I l . 2 . 1 O- 1 S / ', N, Misra, L. Nalhan and S. Valsyavan * * * * * Brihadaranyaka Upanishad 18 Tree and Man As a tree of the forest, J ust so, surely, is m an. H i s hair are leaves, H i s skin the outer bark. From his skin blood, Sap from the bark flows forth . From him when pierced there comes forth A stream, as from the tree when struck. H i s pieces of flesh are under-layers of wood. The fi bre is muscle-l i ke, strong. The bones are the wood within. The ma rrow i s made resemb l i ng pith.
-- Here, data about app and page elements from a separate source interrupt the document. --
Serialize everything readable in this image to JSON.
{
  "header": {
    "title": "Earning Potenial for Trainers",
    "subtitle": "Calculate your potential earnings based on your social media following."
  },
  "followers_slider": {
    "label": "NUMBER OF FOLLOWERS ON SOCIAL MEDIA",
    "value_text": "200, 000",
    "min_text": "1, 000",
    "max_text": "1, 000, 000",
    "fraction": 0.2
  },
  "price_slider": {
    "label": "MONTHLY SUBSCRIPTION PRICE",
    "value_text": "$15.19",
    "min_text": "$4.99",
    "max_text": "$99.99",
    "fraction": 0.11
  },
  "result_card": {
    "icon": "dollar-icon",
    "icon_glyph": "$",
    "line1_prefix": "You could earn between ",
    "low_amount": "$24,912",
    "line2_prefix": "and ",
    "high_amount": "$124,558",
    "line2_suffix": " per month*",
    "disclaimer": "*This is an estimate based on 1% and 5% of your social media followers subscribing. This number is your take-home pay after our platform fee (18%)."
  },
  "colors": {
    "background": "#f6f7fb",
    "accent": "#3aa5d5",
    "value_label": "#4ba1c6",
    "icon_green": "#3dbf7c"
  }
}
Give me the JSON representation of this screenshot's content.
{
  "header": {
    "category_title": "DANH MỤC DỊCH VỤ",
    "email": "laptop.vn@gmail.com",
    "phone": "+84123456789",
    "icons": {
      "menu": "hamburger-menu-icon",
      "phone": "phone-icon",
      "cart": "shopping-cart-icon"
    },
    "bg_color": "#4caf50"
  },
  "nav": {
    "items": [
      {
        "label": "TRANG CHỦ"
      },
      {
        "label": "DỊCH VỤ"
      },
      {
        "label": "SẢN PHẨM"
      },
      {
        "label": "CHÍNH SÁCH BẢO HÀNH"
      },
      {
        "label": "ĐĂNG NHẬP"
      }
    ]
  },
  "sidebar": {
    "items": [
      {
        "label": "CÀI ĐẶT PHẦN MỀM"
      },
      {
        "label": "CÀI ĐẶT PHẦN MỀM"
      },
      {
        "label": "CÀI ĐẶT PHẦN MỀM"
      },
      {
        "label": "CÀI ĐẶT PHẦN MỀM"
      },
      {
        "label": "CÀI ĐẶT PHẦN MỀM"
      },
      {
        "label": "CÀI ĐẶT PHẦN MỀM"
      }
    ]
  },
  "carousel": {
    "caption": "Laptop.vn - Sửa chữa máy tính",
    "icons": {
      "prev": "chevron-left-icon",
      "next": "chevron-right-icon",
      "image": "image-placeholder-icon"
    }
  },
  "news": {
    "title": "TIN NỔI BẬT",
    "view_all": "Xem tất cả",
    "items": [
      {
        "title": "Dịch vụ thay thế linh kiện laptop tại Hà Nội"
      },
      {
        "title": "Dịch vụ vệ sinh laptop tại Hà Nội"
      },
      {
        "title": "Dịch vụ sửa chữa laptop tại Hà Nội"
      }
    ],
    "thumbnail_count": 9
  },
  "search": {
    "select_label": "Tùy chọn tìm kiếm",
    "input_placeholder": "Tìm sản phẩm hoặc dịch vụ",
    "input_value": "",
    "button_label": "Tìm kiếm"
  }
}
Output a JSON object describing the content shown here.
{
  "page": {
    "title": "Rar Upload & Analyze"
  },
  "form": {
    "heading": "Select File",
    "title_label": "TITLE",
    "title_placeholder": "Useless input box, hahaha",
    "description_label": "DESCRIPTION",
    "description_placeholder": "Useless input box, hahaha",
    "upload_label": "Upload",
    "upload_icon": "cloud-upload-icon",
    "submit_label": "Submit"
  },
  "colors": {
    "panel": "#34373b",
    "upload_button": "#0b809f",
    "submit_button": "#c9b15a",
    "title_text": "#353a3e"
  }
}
H i s hair are leaves, H i s skin the outer bark. From his skin blood, Sap from the bark flows forth . From him when pierced there comes forth A stream, as from the tree when struck. H i s pieces of flesh are under-layers of wood. The fi bre is muscle-l i ke, strong. The bones are the wood within. The ma rrow i s made resemb l i ng pith. Brihadiiranyalw Upanishad . 19 tree, when it is fel led, grows up From the root, more new agai n; A mortal, when cut down by death From what root does he grow up?